 Among the comments the plaintiffs allege that supervisors routinely make are “If you guys take more than three or four days of military leave you are just milking the system” and “You need to choose between CAL and the Navy.”
 Certiorari is discretionary review. At least four of the nine Justices must vote for certiorari, or it is denied.
 125 Stat. 711.

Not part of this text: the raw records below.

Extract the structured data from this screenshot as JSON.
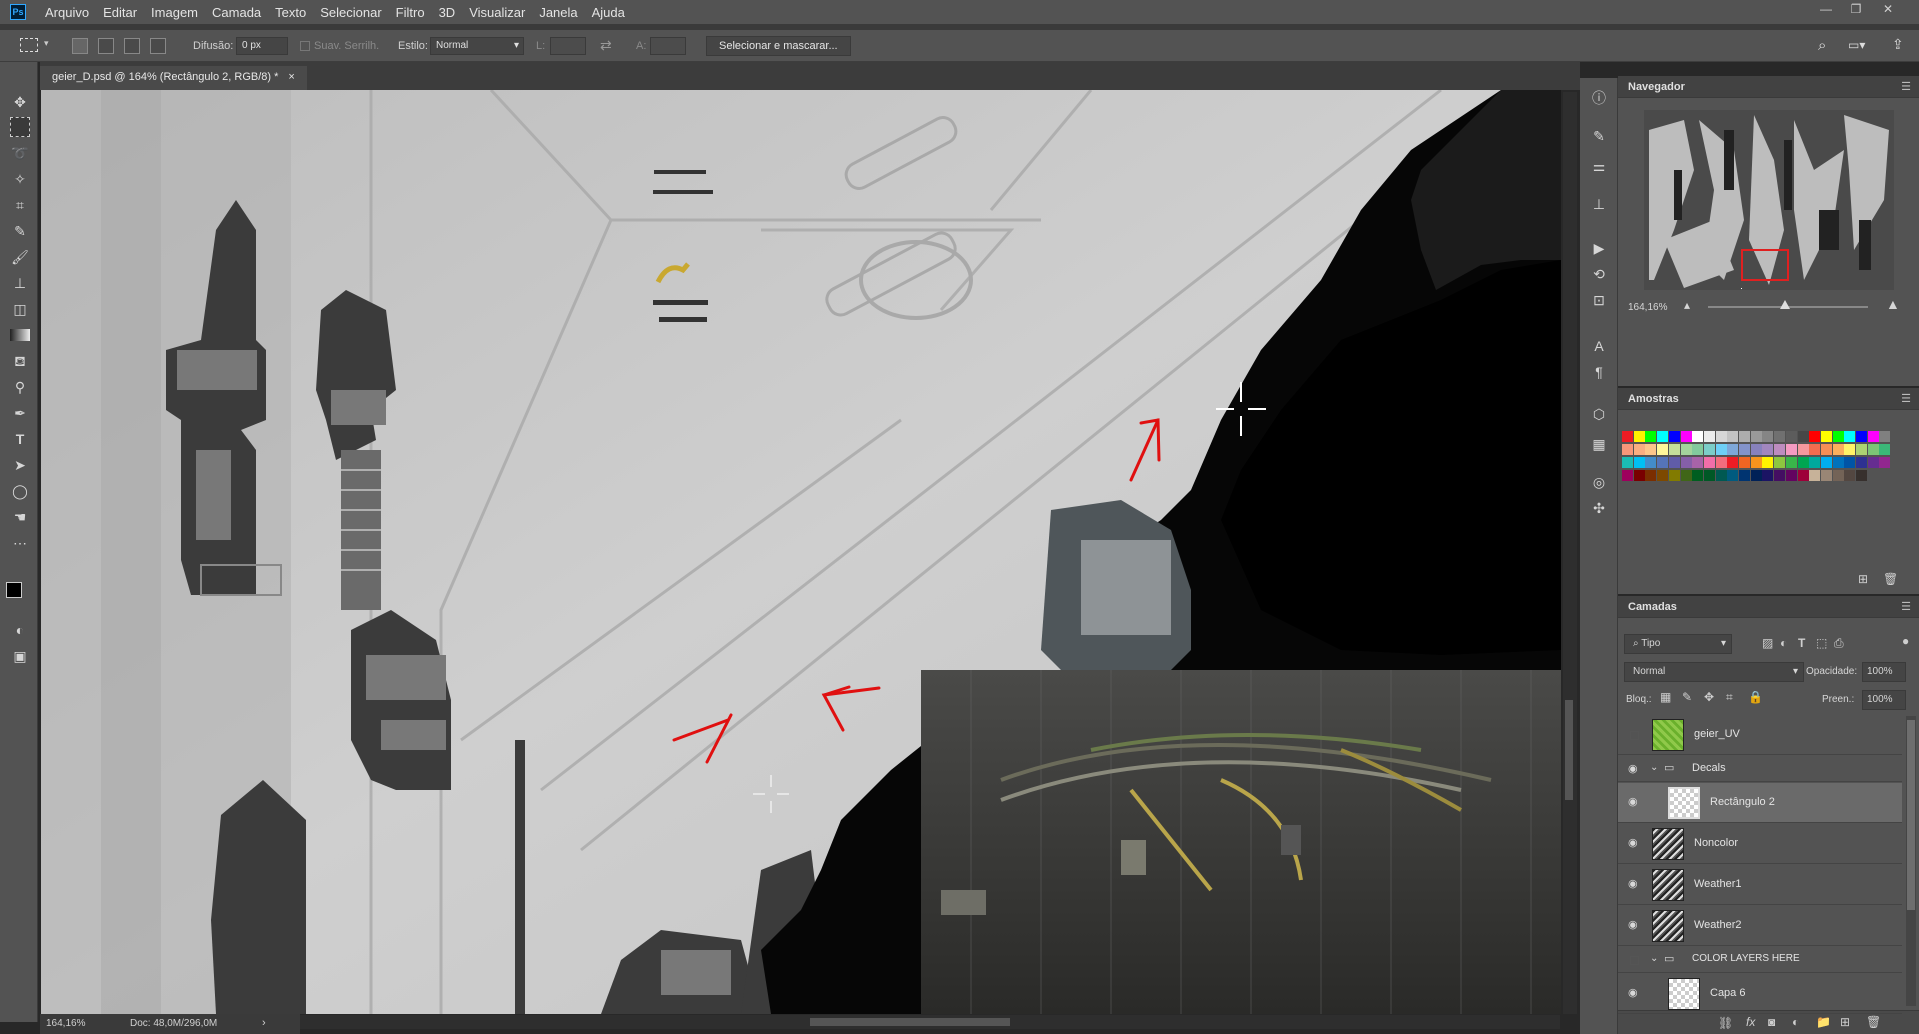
{
  "menu": {
    "app_logo": "Ps",
    "items": [
      "Arquivo",
      "Editar",
      "Imagem",
      "Camada",
      "Texto",
      "Selecionar",
      "Filtro",
      "3D",
      "Visualizar",
      "Janela",
      "Ajuda"
    ]
  },
  "window_controls": {
    "minimize": "—",
    "restore": "❐",
    "close": "✕"
  },
  "options": {
    "feather_label": "Difusão:",
    "feather_value": "0 px",
    "antialias_label": "Suav. Serrilh.",
    "style_label": "Estilo:",
    "style_value": "Normal",
    "width_label": "L:",
    "height_label": "A:",
    "select_mask_button": "Selecionar e mascarar..."
  },
  "document": {
    "tab_title": "geier_D.psd @ 164% (Rectângulo 2, RGB/8) *",
    "tab_close": "×",
    "zoom": "164,16%",
    "doc_info": "Doc: 48,0M/296,0M"
  },
  "navigator": {
    "title": "Navegador",
    "zoom": "164,16%",
    "zoom_slider_level": 0.48
  },
  "swatches": {
    "title": "Amostras",
    "rows": [
      [
        "#ed1c24",
        "#fff200",
        "#00ff00",
        "#00ffff",
        "#0000ff",
        "#ff00ff",
        "#ffffff",
        "#ebebeb",
        "#d6d6d6",
        "#c2c2c2",
        "#adadad",
        "#999999",
        "#858585",
        "#707070",
        "#5c5c5c",
        "#474747",
        "#ff0000",
        "#ffff00",
        "#00ff00",
        "#00ffff",
        "#0000ff",
        "#ff00ff",
        "#808080"
      ],
      [
        "#f7977a",
        "#f9ad81",
        "#fdc68a",
        "#fff79a",
        "#c4df9b",
        "#a3d39c",
        "#82ca9d",
        "#7bcdc8",
        "#6ecff6",
        "#7ea7d8",
        "#8393ca",
        "#8781bd",
        "#a186be",
        "#bd8cbf",
        "#f49ac1",
        "#f5989d",
        "#f26c4f",
        "#f68e55",
        "#fbaf5c",
        "#fff467",
        "#acd372",
        "#7cc576",
        "#3bb878"
      ],
      [
        "#1abbb4",
        "#00bff3",
        "#438cca",
        "#5574b9",
        "#605ca8",
        "#855fa8",
        "#a763a8",
        "#f06ea9",
        "#f26d7d",
        "#ed1c24",
        "#f26522",
        "#f7941d",
        "#fff200",
        "#8dc63f",
        "#39b54a",
        "#00a651",
        "#00a99d",
        "#00aeef",
        "#0072bc",
        "#0054a6",
        "#2e3192",
        "#662d91",
        "#92278f"
      ],
      [
        "#9e005d",
        "#790000",
        "#7b2e00",
        "#7d4900",
        "#827b00",
        "#406618",
        "#005e20",
        "#005826",
        "#005952",
        "#005b7f",
        "#003471",
        "#002157",
        "#1b1464",
        "#440e62",
        "#630460",
        "#9e0039",
        "#c7b299",
        "#998675",
        "#736357",
        "#534741",
        "#37302d"
      ]
    ]
  },
  "layers": {
    "title": "Camadas",
    "filter_kind": "Tipo",
    "blend_mode": "Normal",
    "opacity_label": "Opacidade:",
    "opacity_value": "100%",
    "lock_label": "Bloq.:",
    "fill_label": "Preen.:",
    "fill_value": "100%",
    "items": [
      {
        "name": "geier_UV",
        "visible": false
      },
      {
        "name": "Decals",
        "visible": true,
        "group": true
      },
      {
        "name": "Rectângulo 2",
        "visible": true,
        "selected": true
      },
      {
        "name": "Noncolor",
        "visible": true
      },
      {
        "name": "Weather1",
        "visible": true
      },
      {
        "name": "Weather2",
        "visible": true
      },
      {
        "name": "COLOR LAYERS HERE",
        "visible": false,
        "group": true
      },
      {
        "name": "Capa 6",
        "visible": true
      }
    ]
  }
}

 I invite your attention to www.servicemembers-lawcenter.org. You will find more than 800 “Law Review” articles about USERRA and other military-relevant laws. We added 112 new articles in 2011. You will also find a detailed Subject Index and a search function, to facilitate finding articles about very specific topics. I initiated this column in 1997, and in 2009 I joined ROA’s full-time staff as the first Director of the SMLC. In 2011, I received and responded to 5,405 inquiries about USERRA and other military-legal topics. I am available at SWright@roa.org or at 800-809-9448, extension 730. I am here during regular business hours and until 10 p.m. Eastern Time on Thursdays. The idea of the Thursday late night is to make it possible for Guard and Reserve personnel to call me outside their civilian work hours.